You checked the temperature before taking your dog out on a morning run. When the door opens, however, the two of you are greeted by a blast of heat. The temperature seems much hotter than it actually is.
Although the thermometer may read 75 degrees Fahrenheit, the Temperature-Humidity Index makes it feel much hotter. The index is a term used since 1959 to indicate the degree of discomfort caused by the combination of temperature and humidity in warm weather. The Temperature-Humidity Index (usually just called the Heat Index) is like the wind chill factor during winter when the wind makes the temperature feel colder than it actually is.
Temperature and humidity (the amount of water vapor in the air) are factors translated by equations into an index that ranges from 43 to 103. In humid air, perspiration does not evaporate as readily, making it difficult for people and animals to cool down efficiently. As the humidity increases, the environment feels warmer than it actually is. This perception is expressed by the heat index. An apparent temperature, or heat index, of 105 F can be reached when the air temperature is only 90 F, and the relative humidity is 70 percent.
An apparent body temperature of about 105 F makes heat stroke possible. With a heat index of 130 F or higher, heat stroke is extremely likely. It does not take extremely high ambient temperatures to produce heat-related illnesses.
Heat-related illnesses include heat stroke, heat exhaustion and heat cramps, and can occur after exposure to extremely high environmental temperatures. All of these illnesses can occur in all mammals and all can be prevented by taking adequate precautions.
Those at risk
Those at greatest risk of heat-related illness include:

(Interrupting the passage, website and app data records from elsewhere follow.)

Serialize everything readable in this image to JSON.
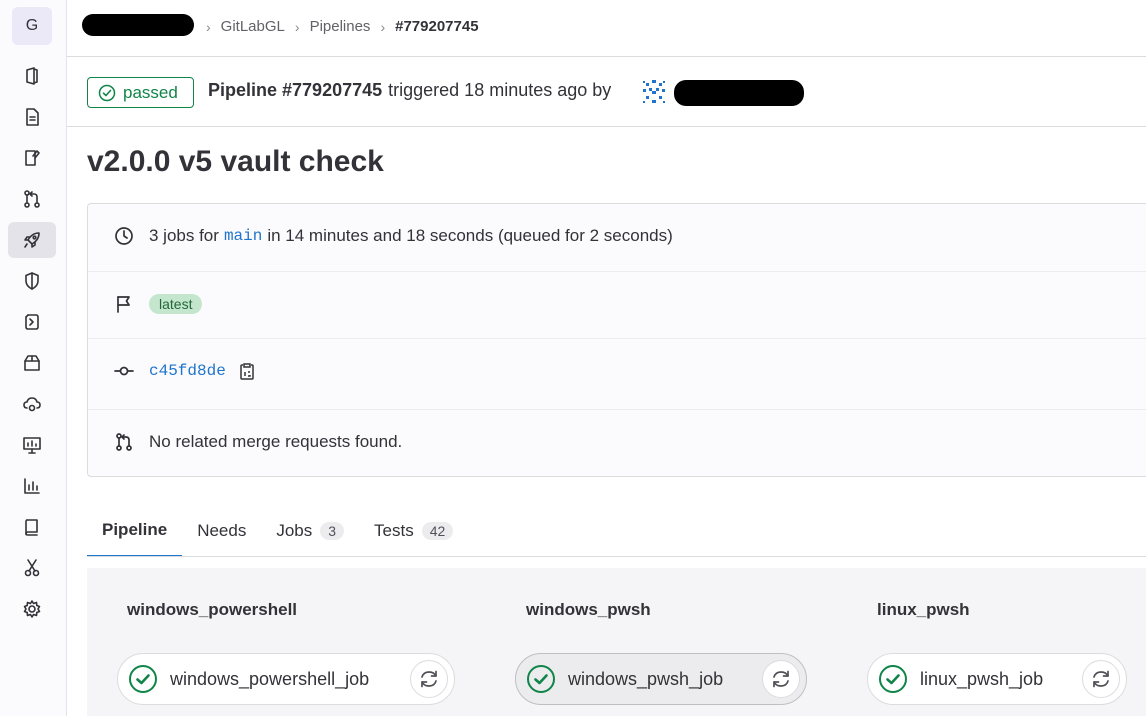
{
  "sidebar": {
    "logo_letter": "G",
    "items": [
      {
        "icon": "project-icon"
      },
      {
        "icon": "file-icon"
      },
      {
        "icon": "issues-icon"
      },
      {
        "icon": "merge-request-icon"
      },
      {
        "icon": "rocket-icon",
        "active": true
      },
      {
        "icon": "shield-icon"
      },
      {
        "icon": "deploy-icon"
      },
      {
        "icon": "package-icon"
      },
      {
        "icon": "cloud-gear-icon"
      },
      {
        "icon": "monitor-icon"
      },
      {
        "icon": "analytics-icon"
      },
      {
        "icon": "wiki-icon"
      },
      {
        "icon": "snippets-icon"
      },
      {
        "icon": "settings-icon"
      }
    ]
  },
  "breadcrumb": {
    "items": [
      "GitLabGL",
      "Pipelines",
      "#779207745"
    ],
    "separator": "›"
  },
  "pipeline": {
    "status": "passed",
    "label": "Pipeline #779207745",
    "triggered_text": "triggered 18 minutes ago by",
    "title": "v2.0.0 v5 vault check"
  },
  "info": {
    "jobs_prefix": "3 jobs for",
    "branch": "main",
    "jobs_suffix": "in 14 minutes and 18 seconds (queued for 2 seconds)",
    "tag": "latest",
    "commit": "c45fd8de",
    "merge_requests": "No related merge requests found."
  },
  "tabs": [
    {
      "label": "Pipeline",
      "active": true
    },
    {
      "label": "Needs"
    },
    {
      "label": "Jobs",
      "count": "3"
    },
    {
      "label": "Tests",
      "count": "42"
    }
  ],
  "graph": {
    "stages": [
      {
        "name": "windows_powershell",
        "job": "windows_powershell_job"
      },
      {
        "name": "windows_pwsh",
        "job": "windows_pwsh_job"
      },
      {
        "name": "linux_pwsh",
        "job": "linux_pwsh_job"
      }
    ]
  },
  "colors": {
    "success": "#108548",
    "link": "#1f75cb",
    "label_bg": "#c3e6cd"
  }
}
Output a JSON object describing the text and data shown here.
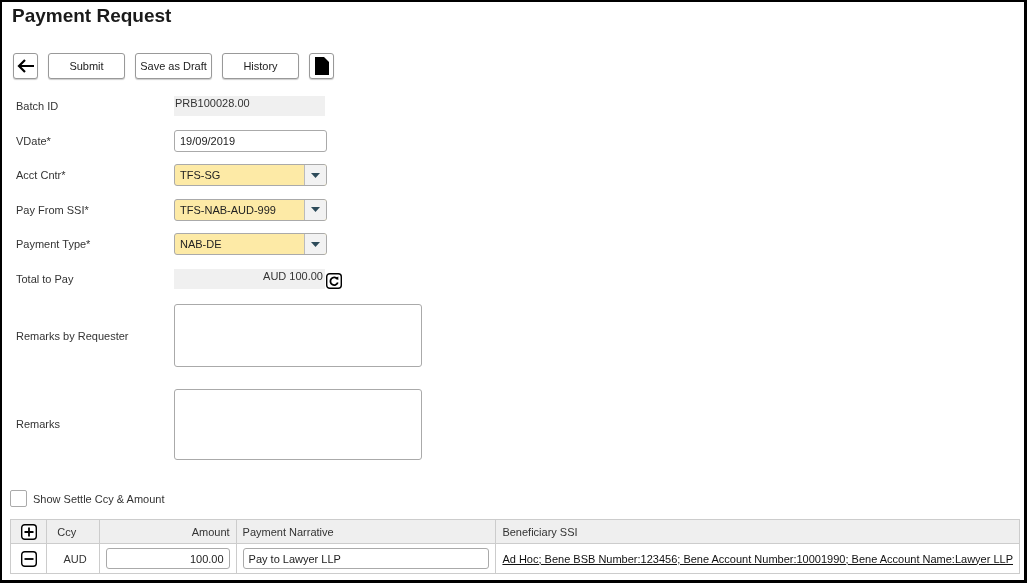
{
  "title": "Payment Request",
  "toolbar": [
    {
      "kind": "back"
    },
    {
      "kind": "text",
      "label": "Submit"
    },
    {
      "kind": "text",
      "label": "Save as Draft"
    },
    {
      "kind": "text",
      "label": "History"
    },
    {
      "kind": "document"
    }
  ],
  "fields": [
    {
      "kind": "readonly",
      "label": "Batch ID",
      "value": "PRB100028.00"
    },
    {
      "kind": "input",
      "label": "VDate*",
      "value": "19/09/2019"
    },
    {
      "kind": "select",
      "label": "Acct Cntr*",
      "value": "TFS-SG"
    },
    {
      "kind": "select",
      "label": "Pay From SSI*",
      "value": "TFS-NAB-AUD-999"
    },
    {
      "kind": "select",
      "label": "Payment Type*",
      "value": "NAB-DE"
    },
    {
      "kind": "total",
      "label": "Total to Pay",
      "value": "AUD 100.00"
    },
    {
      "kind": "textarea",
      "label": "Remarks by Requester"
    },
    {
      "kind": "textarea",
      "label": "Remarks"
    }
  ],
  "settle_checkbox": {
    "label": "Show Settle Ccy & Amount",
    "checked": false
  },
  "table": {
    "columns": [
      "Ccy",
      "Amount",
      "Payment Narrative",
      "Beneficiary SSI"
    ],
    "rows": [
      {
        "ccy": "AUD",
        "amount": "100.00",
        "narrative": "Pay to Lawyer LLP",
        "beneficiary": "Ad Hoc; Bene BSB Number:123456; Bene Account Number:10001990; Bene Account Name:Lawyer LLP"
      }
    ]
  }
}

Use precautions to avoid heat injury in your pet during the following conditions:
Precautions include the following: